## Problem description
From the first line to the last, restate every record word for word, leaving out the pictures.

## Data in this exercise
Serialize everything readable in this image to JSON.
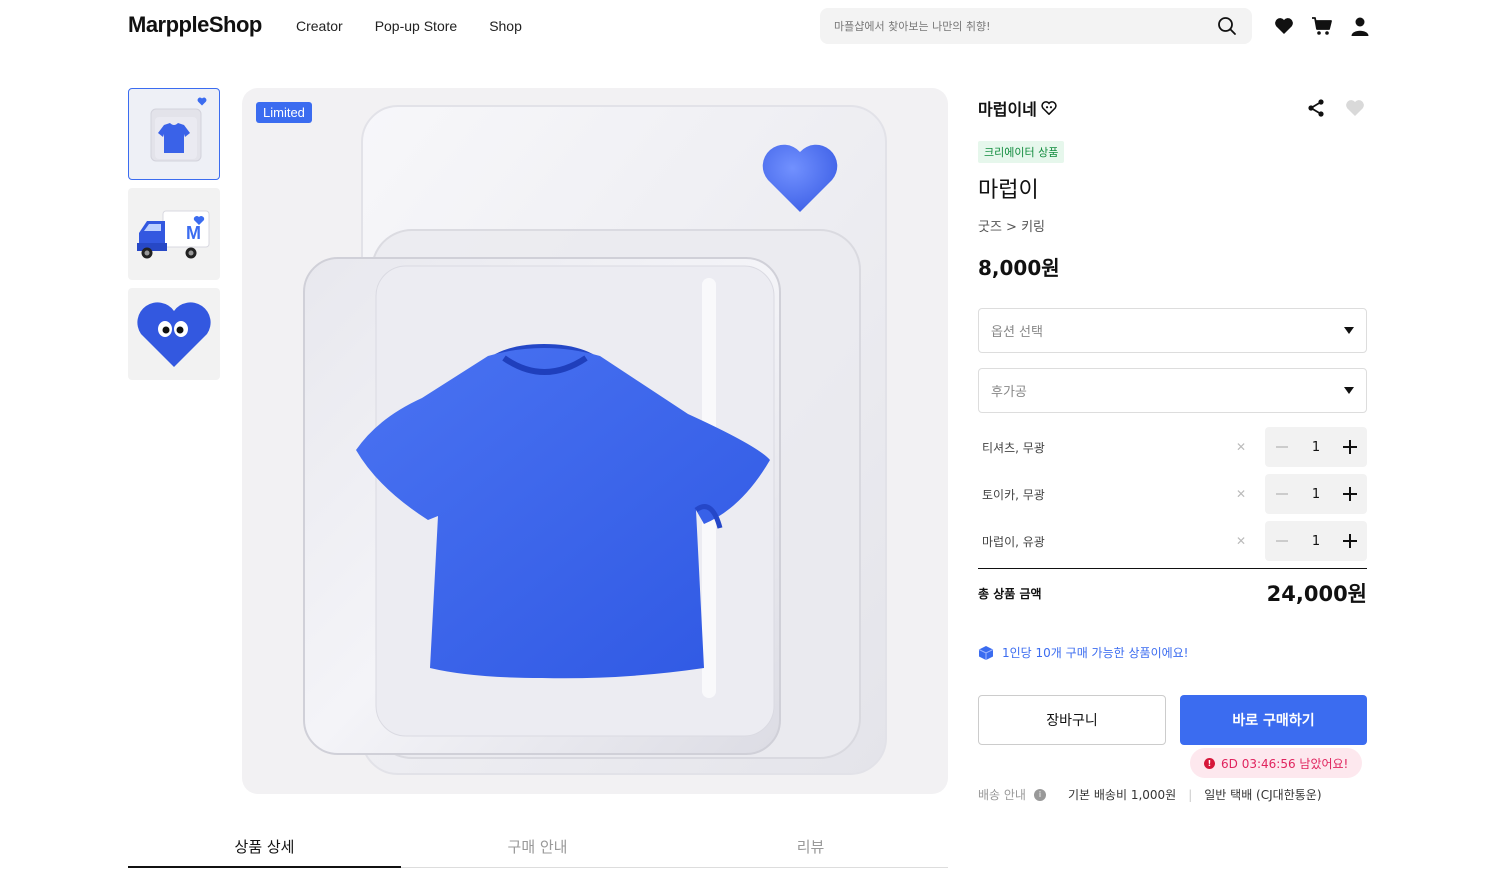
{
  "header": {
    "logo": "MarppleShop",
    "nav": [
      "Creator",
      "Pop-up Store",
      "Shop"
    ],
    "search_placeholder": "마플샵에서 찾아보는 나만의 취향!"
  },
  "product_media": {
    "limited_label": "Limited",
    "thumbnails": [
      "t-shirt-toy",
      "truck-toy",
      "heart-character"
    ]
  },
  "product": {
    "creator": "마럽이네",
    "badge": "크리에이터 상품",
    "title": "마럽이",
    "category": "굿즈 > 키링",
    "price": "8,000원",
    "option_select_placeholder": "옵션 선택",
    "post_process_placeholder": "후가공",
    "selected_options": [
      {
        "name": "티셔츠, 무광",
        "qty": "1"
      },
      {
        "name": "토이카, 무광",
        "qty": "1"
      },
      {
        "name": "마럽이, 유광",
        "qty": "1"
      }
    ],
    "total_label": "총 상품 금액",
    "total_value": "24,000원",
    "purchase_limit_note": "1인당 10개 구매 가능한 상품이에요!",
    "cart_button": "장바구니",
    "buy_button": "바로 구매하기",
    "timer_text": "6D 03:46:56 남았어요!",
    "shipping_label": "배송 안내",
    "shipping_fee": "기본 배송비 1,000원",
    "shipping_method": "일반 택배 (CJ대한통운)"
  },
  "tabs": [
    "상품 상세",
    "구매 안내",
    "리뷰"
  ],
  "colors": {
    "accent": "#3b6cf0",
    "badge_bg": "#e6f7ec",
    "badge_text": "#128c3e",
    "timer_bg": "#fde8ee",
    "timer_text": "#e0245e"
  }
}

## Output
Serialize everything readable in this image to JSON.
{
  "header": {
    "logo": "MarppleShop",
    "nav": [
      "Creator",
      "Pop-up Store",
      "Shop"
    ],
    "search_placeholder": "마플샵에서 찾아보는 나만의 취향!"
  },
  "product_media": {
    "limited_label": "Limited",
    "thumbnails": [
      "t-shirt-toy",
      "truck-toy",
      "heart-character"
    ]
  },
  "product": {
    "creator": "마럽이네",
    "badge": "크리에이터 상품",
    "title": "마럽이",
    "category": "굿즈 > 키링",
    "price": "8,000원",
    "option_select_placeholder": "옵션 선택",
    "post_process_placeholder": "후가공",
    "selected_options": [
      {
        "name": "티셔츠, 무광",
        "qty": "1"
      },
      {
        "name": "토이카, 무광",
        "qty": "1"
      },
      {
        "name": "마럽이, 유광",
        "qty": "1"
      }
    ],
    "total_label": "총 상품 금액",
    "total_value": "24,000원",
    "purchase_limit_note": "1인당 10개 구매 가능한 상품이에요!",
    "cart_button": "장바구니",
    "buy_button": "바로 구매하기",
    "timer_text": "6D 03:46:56 남았어요!",
    "shipping_label": "배송 안내",
    "shipping_fee": "기본 배송비 1,000원",
    "shipping_method": "일반 택배 (CJ대한통운)"
  },
  "tabs": [
    "상품 상세",
    "구매 안내",
    "리뷰"
  ],
  "colors": {
    "accent": "#3b6cf0",
    "badge_bg": "#e6f7ec",
    "badge_text": "#128c3e",
    "timer_bg": "#fde8ee",
    "timer_text": "#e0245e"
  }
}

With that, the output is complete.